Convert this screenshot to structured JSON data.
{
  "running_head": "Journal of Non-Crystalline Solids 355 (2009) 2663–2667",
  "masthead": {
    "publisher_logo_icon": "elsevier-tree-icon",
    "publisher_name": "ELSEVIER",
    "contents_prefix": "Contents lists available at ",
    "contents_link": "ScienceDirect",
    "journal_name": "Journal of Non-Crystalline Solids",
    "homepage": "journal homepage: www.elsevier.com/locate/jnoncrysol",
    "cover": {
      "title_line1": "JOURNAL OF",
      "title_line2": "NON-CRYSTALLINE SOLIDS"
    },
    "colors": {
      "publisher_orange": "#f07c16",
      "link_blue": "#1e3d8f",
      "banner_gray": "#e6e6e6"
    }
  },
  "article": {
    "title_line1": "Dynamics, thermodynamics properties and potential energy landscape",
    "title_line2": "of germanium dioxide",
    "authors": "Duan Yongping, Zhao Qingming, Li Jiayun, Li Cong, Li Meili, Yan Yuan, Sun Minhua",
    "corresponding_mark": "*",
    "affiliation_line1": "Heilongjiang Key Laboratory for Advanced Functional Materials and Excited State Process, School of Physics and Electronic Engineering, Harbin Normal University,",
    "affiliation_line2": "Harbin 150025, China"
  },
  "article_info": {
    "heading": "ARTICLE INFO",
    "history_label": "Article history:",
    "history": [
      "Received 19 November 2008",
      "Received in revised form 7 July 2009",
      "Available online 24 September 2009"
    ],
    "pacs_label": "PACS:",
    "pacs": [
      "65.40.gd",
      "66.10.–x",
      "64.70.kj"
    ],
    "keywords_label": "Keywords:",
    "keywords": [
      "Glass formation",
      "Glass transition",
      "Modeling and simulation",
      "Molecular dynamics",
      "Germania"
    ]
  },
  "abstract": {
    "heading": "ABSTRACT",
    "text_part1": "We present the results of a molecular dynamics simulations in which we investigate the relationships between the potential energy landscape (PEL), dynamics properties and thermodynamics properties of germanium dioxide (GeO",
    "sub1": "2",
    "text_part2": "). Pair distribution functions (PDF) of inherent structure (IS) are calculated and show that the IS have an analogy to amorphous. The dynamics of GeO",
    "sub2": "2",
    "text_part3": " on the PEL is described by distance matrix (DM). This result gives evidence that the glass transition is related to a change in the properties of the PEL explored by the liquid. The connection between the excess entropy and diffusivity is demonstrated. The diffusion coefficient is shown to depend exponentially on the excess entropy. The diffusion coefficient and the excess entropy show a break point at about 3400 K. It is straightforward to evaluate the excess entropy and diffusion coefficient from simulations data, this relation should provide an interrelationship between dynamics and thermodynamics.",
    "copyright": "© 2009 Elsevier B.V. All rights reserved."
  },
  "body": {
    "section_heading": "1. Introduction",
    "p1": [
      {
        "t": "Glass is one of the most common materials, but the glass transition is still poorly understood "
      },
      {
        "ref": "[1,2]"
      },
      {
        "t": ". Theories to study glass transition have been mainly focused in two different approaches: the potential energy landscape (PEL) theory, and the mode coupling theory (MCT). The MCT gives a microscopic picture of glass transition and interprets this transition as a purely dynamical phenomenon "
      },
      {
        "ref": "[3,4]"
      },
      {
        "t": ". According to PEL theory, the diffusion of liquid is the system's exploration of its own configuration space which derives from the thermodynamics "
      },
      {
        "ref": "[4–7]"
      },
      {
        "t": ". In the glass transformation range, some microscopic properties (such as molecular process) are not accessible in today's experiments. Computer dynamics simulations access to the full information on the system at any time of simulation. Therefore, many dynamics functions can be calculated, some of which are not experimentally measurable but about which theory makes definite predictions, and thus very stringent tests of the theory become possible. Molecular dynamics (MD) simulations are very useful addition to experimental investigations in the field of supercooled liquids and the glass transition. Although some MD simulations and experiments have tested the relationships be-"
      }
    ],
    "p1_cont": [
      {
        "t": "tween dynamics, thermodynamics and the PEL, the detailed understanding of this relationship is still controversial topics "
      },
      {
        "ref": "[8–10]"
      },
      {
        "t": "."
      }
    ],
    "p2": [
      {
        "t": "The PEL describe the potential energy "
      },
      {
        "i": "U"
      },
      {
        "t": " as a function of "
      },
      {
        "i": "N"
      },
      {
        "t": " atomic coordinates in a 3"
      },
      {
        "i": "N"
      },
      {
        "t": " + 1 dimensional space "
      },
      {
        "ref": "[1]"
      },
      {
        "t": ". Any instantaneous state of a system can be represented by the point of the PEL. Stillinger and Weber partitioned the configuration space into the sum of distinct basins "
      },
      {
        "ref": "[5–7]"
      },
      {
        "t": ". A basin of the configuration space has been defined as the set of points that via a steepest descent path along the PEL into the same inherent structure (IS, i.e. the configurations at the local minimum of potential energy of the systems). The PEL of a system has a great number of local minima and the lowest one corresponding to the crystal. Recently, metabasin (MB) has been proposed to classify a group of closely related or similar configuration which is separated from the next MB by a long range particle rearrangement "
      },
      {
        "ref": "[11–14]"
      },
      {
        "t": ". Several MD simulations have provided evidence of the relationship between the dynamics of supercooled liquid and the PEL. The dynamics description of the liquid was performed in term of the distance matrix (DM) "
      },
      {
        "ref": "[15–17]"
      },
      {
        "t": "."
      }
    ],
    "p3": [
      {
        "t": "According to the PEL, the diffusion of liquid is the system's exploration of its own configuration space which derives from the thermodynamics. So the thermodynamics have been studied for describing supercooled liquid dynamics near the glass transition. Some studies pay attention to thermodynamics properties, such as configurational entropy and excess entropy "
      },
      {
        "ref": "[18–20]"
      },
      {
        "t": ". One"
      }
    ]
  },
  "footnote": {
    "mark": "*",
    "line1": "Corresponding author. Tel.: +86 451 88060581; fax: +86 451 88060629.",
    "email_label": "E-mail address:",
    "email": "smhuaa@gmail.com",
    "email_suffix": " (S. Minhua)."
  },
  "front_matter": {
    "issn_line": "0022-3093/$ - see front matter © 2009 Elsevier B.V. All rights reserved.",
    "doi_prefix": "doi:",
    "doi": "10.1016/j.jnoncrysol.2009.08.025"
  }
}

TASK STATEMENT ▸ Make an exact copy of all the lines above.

EXERCISE OUTPUT ▸
Convert this screenshot to structured JSON data.
{
  "running_head": "Journal of Non-Crystalline Solids 355 (2009) 2663–2667",
  "masthead": {
    "publisher_logo_icon": "elsevier-tree-icon",
    "publisher_name": "ELSEVIER",
    "contents_prefix": "Contents lists available at ",
    "contents_link": "ScienceDirect",
    "journal_name": "Journal of Non-Crystalline Solids",
    "homepage": "journal homepage: www.elsevier.com/locate/jnoncrysol",
    "cover": {
      "title_line1": "JOURNAL OF",
      "title_line2": "NON-CRYSTALLINE SOLIDS"
    },
    "colors": {
      "publisher_orange": "#f07c16",
      "link_blue": "#1e3d8f",
      "banner_gray": "#e6e6e6"
    }
  },
  "article": {
    "title_line1": "Dynamics, thermodynamics properties and potential energy landscape",
    "title_line2": "of germanium dioxide",
    "authors": "Duan Yongping, Zhao Qingming, Li Jiayun, Li Cong, Li Meili, Yan Yuan, Sun Minhua",
    "corresponding_mark": "*",
    "affiliation_line1": "Heilongjiang Key Laboratory for Advanced Functional Materials and Excited State Process, School of Physics and Electronic Engineering, Harbin Normal University,",
    "affiliation_line2": "Harbin 150025, China"
  },
  "article_info": {
    "heading": "ARTICLE INFO",
    "history_label": "Article history:",
    "history": [
      "Received 19 November 2008",
      "Received in revised form 7 July 2009",
      "Available online 24 September 2009"
    ],
    "pacs_label": "PACS:",
    "pacs": [
      "65.40.gd",
      "66.10.–x",
      "64.70.kj"
    ],
    "keywords_label": "Keywords:",
    "keywords": [
      "Glass formation",
      "Glass transition",
      "Modeling and simulation",
      "Molecular dynamics",
      "Germania"
    ]
  },
  "abstract": {
    "heading": "ABSTRACT",
    "text_part1": "We present the results of a molecular dynamics simulations in which we investigate the relationships between the potential energy landscape (PEL), dynamics properties and thermodynamics properties of germanium dioxide (GeO",
    "sub1": "2",
    "text_part2": "). Pair distribution functions (PDF) of inherent structure (IS) are calculated and show that the IS have an analogy to amorphous. The dynamics of GeO",
    "sub2": "2",
    "text_part3": " on the PEL is described by distance matrix (DM). This result gives evidence that the glass transition is related to a change in the properties of the PEL explored by the liquid. The connection between the excess entropy and diffusivity is demonstrated. The diffusion coefficient is shown to depend exponentially on the excess entropy. The diffusion coefficient and the excess entropy show a break point at about 3400 K. It is straightforward to evaluate the excess entropy and diffusion coefficient from simulations data, this relation should provide an interrelationship between dynamics and thermodynamics.",
    "copyright": "© 2009 Elsevier B.V. All rights reserved."
  },
  "body": {
    "section_heading": "1. Introduction",
    "p1": [
      {
        "t": "Glass is one of the most common materials, but the glass transition is still poorly understood "
      },
      {
        "ref": "[1,2]"
      },
      {
        "t": ". Theories to study glass transition have been mainly focused in two different approaches: the potential energy landscape (PEL) theory, and the mode coupling theory (MCT). The MCT gives a microscopic picture of glass transition and interprets this transition as a purely dynamical phenomenon "
      },
      {
        "ref": "[3,4]"
      },
      {
        "t": ". According to PEL theory, the diffusion of liquid is the system's exploration of its own configuration space which derives from the thermodynamics "
      },
      {
        "ref": "[4–7]"
      },
      {
        "t": ". In the glass transformation range, some microscopic properties (such as molecular process) are not accessible in today's experiments. Computer dynamics simulations access to the full information on the system at any time of simulation. Therefore, many dynamics functions can be calculated, some of which are not experimentally measurable but about which theory makes definite predictions, and thus very stringent tests of the theory become possible. Molecular dynamics (MD) simulations are very useful addition to experimental investigations in the field of supercooled liquids and the glass transition. Although some MD simulations and experiments have tested the relationships be-"
      }
    ],
    "p1_cont": [
      {
        "t": "tween dynamics, thermodynamics and the PEL, the detailed understanding of this relationship is still controversial topics "
      },
      {
        "ref": "[8–10]"
      },
      {
        "t": "."
      }
    ],
    "p2": [
      {
        "t": "The PEL describe the potential energy "
      },
      {
        "i": "U"
      },
      {
        "t": " as a function of "
      },
      {
        "i": "N"
      },
      {
        "t": " atomic coordinates in a 3"
      },
      {
        "i": "N"
      },
      {
        "t": " + 1 dimensional space "
      },
      {
        "ref": "[1]"
      },
      {
        "t": ". Any instantaneous state of a system can be represented by the point of the PEL. Stillinger and Weber partitioned the configuration space into the sum of distinct basins "
      },
      {
        "ref": "[5–7]"
      },
      {
        "t": ". A basin of the configuration space has been defined as the set of points that via a steepest descent path along the PEL into the same inherent structure (IS, i.e. the configurations at the local minimum of potential energy of the systems). The PEL of a system has a great number of local minima and the lowest one corresponding to the crystal. Recently, metabasin (MB) has been proposed to classify a group of closely related or similar configuration which is separated from the next MB by a long range particle rearrangement "
      },
      {
        "ref": "[11–14]"
      },
      {
        "t": ". Several MD simulations have provided evidence of the relationship between the dynamics of supercooled liquid and the PEL. The dynamics description of the liquid was performed in term of the distance matrix (DM) "
      },
      {
        "ref": "[15–17]"
      },
      {
        "t": "."
      }
    ],
    "p3": [
      {
        "t": "According to the PEL, the diffusion of liquid is the system's exploration of its own configuration space which derives from the thermodynamics. So the thermodynamics have been studied for describing supercooled liquid dynamics near the glass transition. Some studies pay attention to thermodynamics properties, such as configurational entropy and excess entropy "
      },
      {
        "ref": "[18–20]"
      },
      {
        "t": ". One"
      }
    ]
  },
  "footnote": {
    "mark": "*",
    "line1": "Corresponding author. Tel.: +86 451 88060581; fax: +86 451 88060629.",
    "email_label": "E-mail address:",
    "email": "smhuaa@gmail.com",
    "email_suffix": " (S. Minhua)."
  },
  "front_matter": {
    "issn_line": "0022-3093/$ - see front matter © 2009 Elsevier B.V. All rights reserved.",
    "doi_prefix": "doi:",
    "doi": "10.1016/j.jnoncrysol.2009.08.025"
  }
}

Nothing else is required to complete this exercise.